White can fight back, it is still a difficult position to defend, but there is no quick knockout. It appears that white should give back some material to maintain the balance.
Also 13.g3 and 15.Kg2 do not appear to do anything to hold the position.
Finally, on move 18.
18. Bf7+ Kf8
19. Qb4 e4
20. Kxg3 Qh4+
21. Kf4 Bh5+
22. Ke3 Qg5+
The white king will be shot down in the crossfire of checks:
|Jan-06-16|| ||transpose: 7,,,f4 was the positional move of the game. 11…Nxe4 may be spectacular, but it is a logical outgrowth of 7..f4. Very instructive game by Reti.|
|Nov-26-16|| ||thegoodanarchist: Balla Confusion
|Mar-27-18|| ||Retireborn: According to Gillam's 1916 booklet, this game was actually played in November/December 1916, probably round 2, of a 4 player double rr in Budapest, which was won by Breyer.|
His source is Magyar Sakkvilag 1917, so it seems the game wasn't played in 1918 at least.
I think it may have been Golombek's book which put it 1918; there seems to have been a plethora of these small tournaments in Budapest in those years, so confusion is not surprising.
|Mar-27-18|| ||Telemus: Kalendovský, in his book on Reti, gives December 1916 for this game and speaks of the December tournament. He had no information on Reti's results or the final standings.|
Kalendovský distinguishes that tournament from the October tournament, for which a cross-table is known. Adams, in his book on Breyer, states that this *October tournament* was played in November-December ...

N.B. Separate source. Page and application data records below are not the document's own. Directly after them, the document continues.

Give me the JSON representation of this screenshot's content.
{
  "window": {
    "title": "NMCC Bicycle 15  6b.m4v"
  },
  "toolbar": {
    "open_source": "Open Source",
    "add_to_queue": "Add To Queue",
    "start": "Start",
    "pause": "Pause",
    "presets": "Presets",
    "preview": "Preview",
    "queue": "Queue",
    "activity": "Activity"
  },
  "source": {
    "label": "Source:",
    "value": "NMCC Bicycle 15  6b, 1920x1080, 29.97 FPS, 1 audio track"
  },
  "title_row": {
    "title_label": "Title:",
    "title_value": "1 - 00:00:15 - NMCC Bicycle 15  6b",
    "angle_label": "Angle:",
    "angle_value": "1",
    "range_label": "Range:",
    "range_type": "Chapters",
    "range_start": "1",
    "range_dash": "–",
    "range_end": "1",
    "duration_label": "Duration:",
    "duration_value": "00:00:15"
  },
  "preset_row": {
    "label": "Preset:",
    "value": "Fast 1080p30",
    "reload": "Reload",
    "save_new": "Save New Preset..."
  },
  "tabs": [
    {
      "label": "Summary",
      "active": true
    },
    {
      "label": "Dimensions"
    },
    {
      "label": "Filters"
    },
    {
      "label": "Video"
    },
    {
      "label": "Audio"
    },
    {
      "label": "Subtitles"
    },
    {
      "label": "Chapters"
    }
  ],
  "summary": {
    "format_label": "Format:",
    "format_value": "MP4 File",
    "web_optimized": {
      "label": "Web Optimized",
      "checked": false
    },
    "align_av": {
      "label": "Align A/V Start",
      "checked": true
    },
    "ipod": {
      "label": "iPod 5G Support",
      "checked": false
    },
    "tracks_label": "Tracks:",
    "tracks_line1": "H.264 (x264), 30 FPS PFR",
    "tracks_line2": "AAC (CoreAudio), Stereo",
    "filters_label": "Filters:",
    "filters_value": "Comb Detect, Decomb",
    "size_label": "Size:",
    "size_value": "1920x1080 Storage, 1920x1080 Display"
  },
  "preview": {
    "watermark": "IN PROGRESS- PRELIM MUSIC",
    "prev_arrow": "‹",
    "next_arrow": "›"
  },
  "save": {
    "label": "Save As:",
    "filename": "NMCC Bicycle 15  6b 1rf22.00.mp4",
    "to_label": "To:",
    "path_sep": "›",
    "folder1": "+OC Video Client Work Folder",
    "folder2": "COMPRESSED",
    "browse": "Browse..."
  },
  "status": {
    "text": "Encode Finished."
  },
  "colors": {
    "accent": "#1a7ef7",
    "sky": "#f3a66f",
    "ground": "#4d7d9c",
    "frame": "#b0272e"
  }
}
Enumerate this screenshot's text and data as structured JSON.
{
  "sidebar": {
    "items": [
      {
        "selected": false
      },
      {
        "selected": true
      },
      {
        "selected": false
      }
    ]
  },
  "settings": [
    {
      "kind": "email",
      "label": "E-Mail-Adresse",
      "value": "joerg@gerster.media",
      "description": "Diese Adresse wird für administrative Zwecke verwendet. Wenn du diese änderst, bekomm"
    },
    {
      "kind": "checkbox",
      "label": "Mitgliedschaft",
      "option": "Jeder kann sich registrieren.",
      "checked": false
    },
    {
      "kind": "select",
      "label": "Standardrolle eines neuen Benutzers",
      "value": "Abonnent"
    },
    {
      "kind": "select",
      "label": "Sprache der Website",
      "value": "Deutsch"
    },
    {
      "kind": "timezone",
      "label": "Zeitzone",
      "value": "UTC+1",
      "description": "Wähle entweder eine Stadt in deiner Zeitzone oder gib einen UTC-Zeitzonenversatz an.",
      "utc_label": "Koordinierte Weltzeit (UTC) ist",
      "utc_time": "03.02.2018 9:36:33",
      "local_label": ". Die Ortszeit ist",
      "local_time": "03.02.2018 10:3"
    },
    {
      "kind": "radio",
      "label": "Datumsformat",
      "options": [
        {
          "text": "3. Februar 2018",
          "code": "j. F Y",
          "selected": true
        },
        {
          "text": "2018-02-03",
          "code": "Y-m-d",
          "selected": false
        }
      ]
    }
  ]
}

|Mar-27-18|| ||Retireborn: <Telemus> Thanks for that. Gillam does have a cross-table, which he derives from the Algemeen handelsblad, but there's a query about one Balla v Breyer game and whether it was really played in this tournament, or not played at all.|
Reti came third (out of four) with +1=2-3 according to the table, so this was his only win.
Accoding to Gillam only one game (Balla v Esser, not present here) has a specific date of November 15th.
|Mar-27-18|| ||Retireborn: Although he does give a specific date for one other game...|